= Beginning of Section =
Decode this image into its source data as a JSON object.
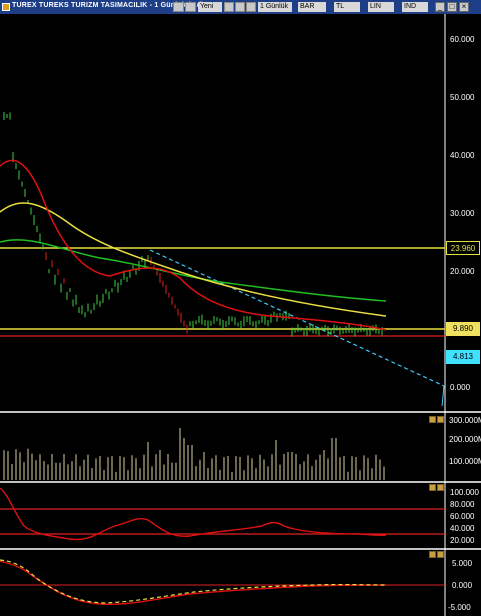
{
  "window": {
    "title": "TUREX TUREKS TURIZM TASIMACILIK - 1 Günlük (.1d)",
    "toolbar_field": "Yeni",
    "period": "1 Günlük",
    "chart_type": "BAR",
    "currency": "TL",
    "scale": "LIN",
    "indicator": "IND"
  },
  "price_pane": {
    "axis_labels": [
      "60.000",
      "50.000",
      "40.000",
      "30.000",
      "20.000",
      "0.000"
    ],
    "h_level_1": "23.960",
    "h_level_2": "9.890",
    "last_value": "4.813",
    "colors": {
      "ma_short": "#e01010",
      "ma_mid": "#e8e040",
      "ma_long": "#20c020",
      "bars": "#40d040",
      "down_bars": "#e02020",
      "trendline": "#40c8ff",
      "level": "#e8e040",
      "last_tag": "#40e0ff"
    }
  },
  "volume_pane": {
    "axis_labels": [
      "300.000M",
      "200.000M",
      "100.000M"
    ]
  },
  "osc1_pane": {
    "axis_labels": [
      "100.000",
      "80.000",
      "60.000",
      "40.000",
      "20.000"
    ]
  },
  "osc2_pane": {
    "axis_labels": [
      "5.000",
      "0.000",
      "-5.000"
    ]
  }
}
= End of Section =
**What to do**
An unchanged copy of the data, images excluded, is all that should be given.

**Output for this exercise**
Decode this image into its source data as a JSON object.
{
  "window": {
    "title": "TUREX TUREKS TURIZM TASIMACILIK - 1 Günlük (.1d)",
    "toolbar_field": "Yeni",
    "period": "1 Günlük",
    "chart_type": "BAR",
    "currency": "TL",
    "scale": "LIN",
    "indicator": "IND"
  },
  "price_pane": {
    "axis_labels": [
      "60.000",
      "50.000",
      "40.000",
      "30.000",
      "20.000",
      "0.000"
    ],
    "h_level_1": "23.960",
    "h_level_2": "9.890",
    "last_value": "4.813",
    "colors": {
      "ma_short": "#e01010",
      "ma_mid": "#e8e040",
      "ma_long": "#20c020",
      "bars": "#40d040",
      "down_bars": "#e02020",
      "trendline": "#40c8ff",
      "level": "#e8e040",
      "last_tag": "#40e0ff"
    }
  },
  "volume_pane": {
    "axis_labels": [
      "300.000M",
      "200.000M",
      "100.000M"
    ]
  },
  "osc1_pane": {
    "axis_labels": [
      "100.000",
      "80.000",
      "60.000",
      "40.000",
      "20.000"
    ]
  },
  "osc2_pane": {
    "axis_labels": [
      "5.000",
      "0.000",
      "-5.000"
    ]
  }
}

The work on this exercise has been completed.